It has also been suggested that a statistical approach to central monitoring can " help improve the effectiveness of on-site monitoring by prioritizing site visits and by guiding site visits with central statistical data checks."
FDA had used a survey conducted through the Clinical Trials Transformation Initiative (CTTI), a consortium of all stake holders involved in drug development, to collate the various types of monitoring undertaken during clinical trials. For major efficacy trials, companies typically conduct on-site monitoring visits approximately at 4-8 week intervals because of the perception that such visits will ensure 100 per cent compliance of trial processes.
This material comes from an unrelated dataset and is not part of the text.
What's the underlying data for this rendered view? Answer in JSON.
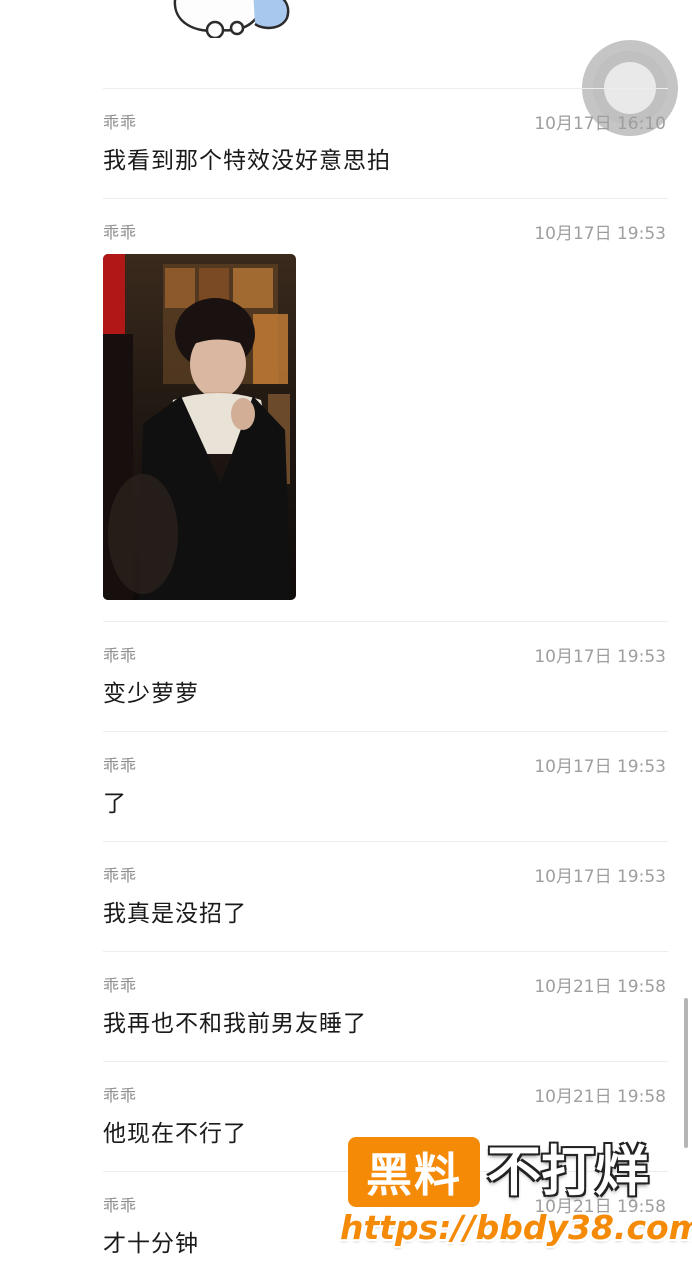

Another recent review of on-site monitoring data of a large multi-center international trial along with centralized monitoring analysis of the same data indicated that there was no appreciable differences in the findings. In fact, centralized monitoring process detected more than 90 per cent of the findings done by on-site monitoring of the clinical trial.
Industry leaders are extremely happy with the changed FDA guidelines. Many, however, feel that sponsors may use the new risk-based monitoring only for Phase 2 and phase 4 clinical trials and will continue to do on-site monitoring of critical phase-1 and phase-3 trials of human volunteers where the stakes are very high.
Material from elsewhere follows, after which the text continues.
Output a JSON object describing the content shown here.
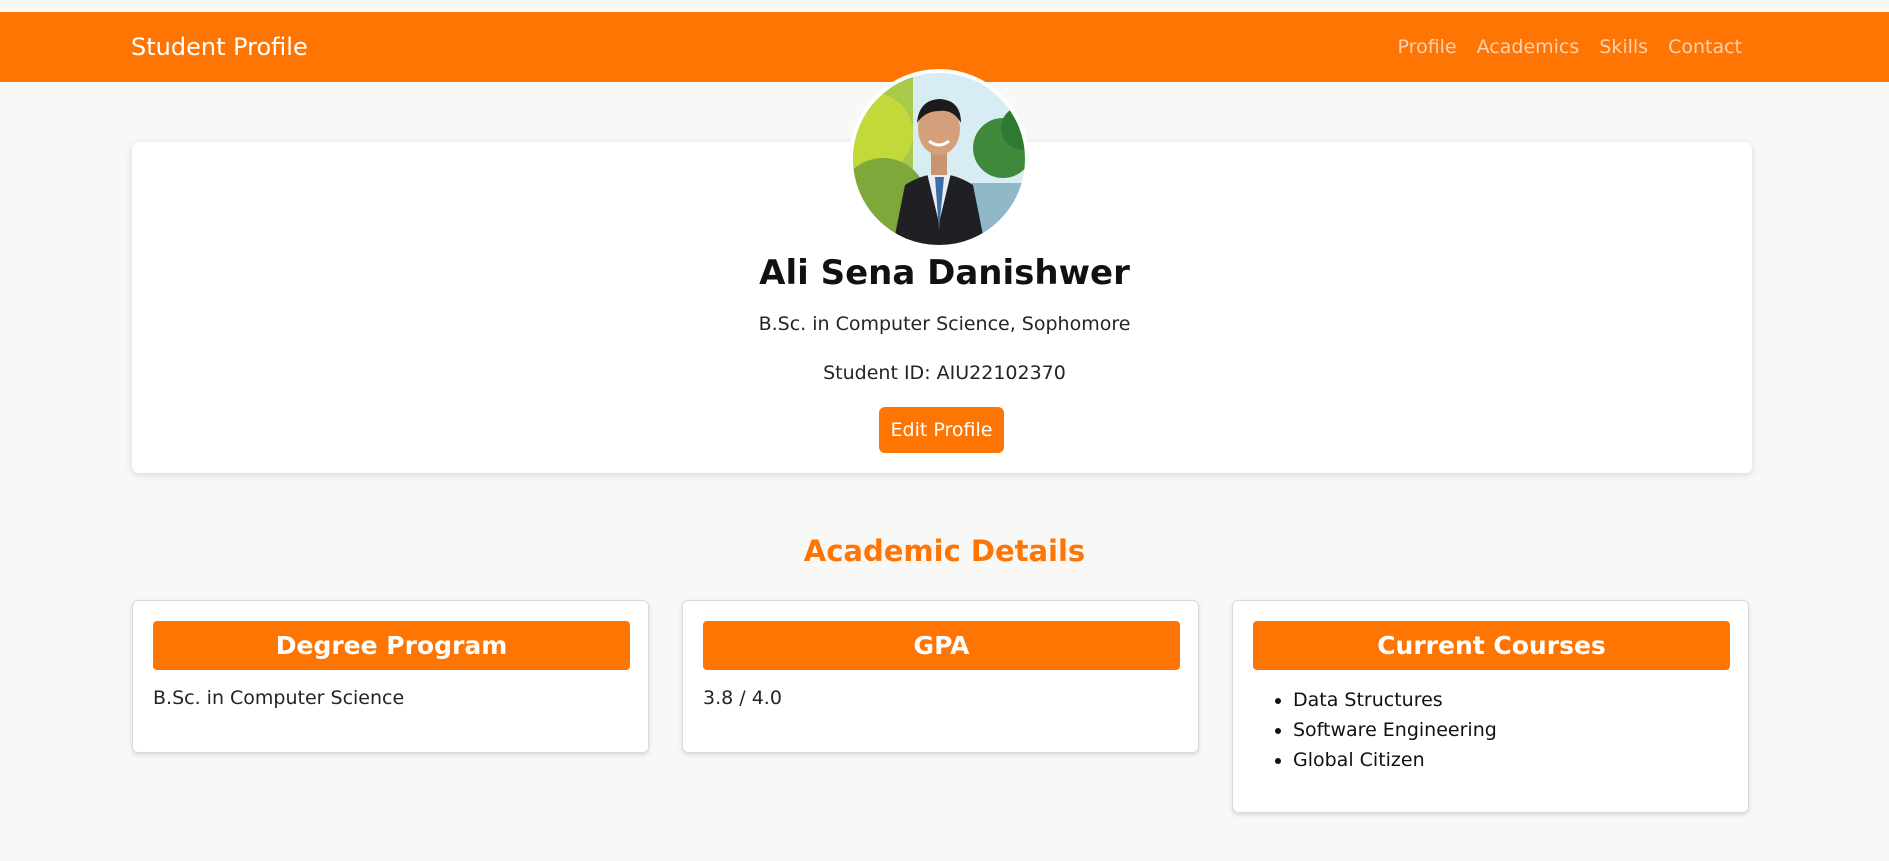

In fact, the new guidelines state that " supplement or reduce the frequency and extent of on-site monitoring activities that can be done as well or better remotely or with monitoring activities that can be accomplished using centralized data processes only."
In recent years, clinical research organizations(CROs) have started using information and database technologies in a big way to store and analyze the voluminous amount of data.
With the FDA encouraging such practices in a big way, a new era of business opportunities will most likely emerge for IT companies worldwide to develop more applications suited for centralized monitoring of clinical trial data.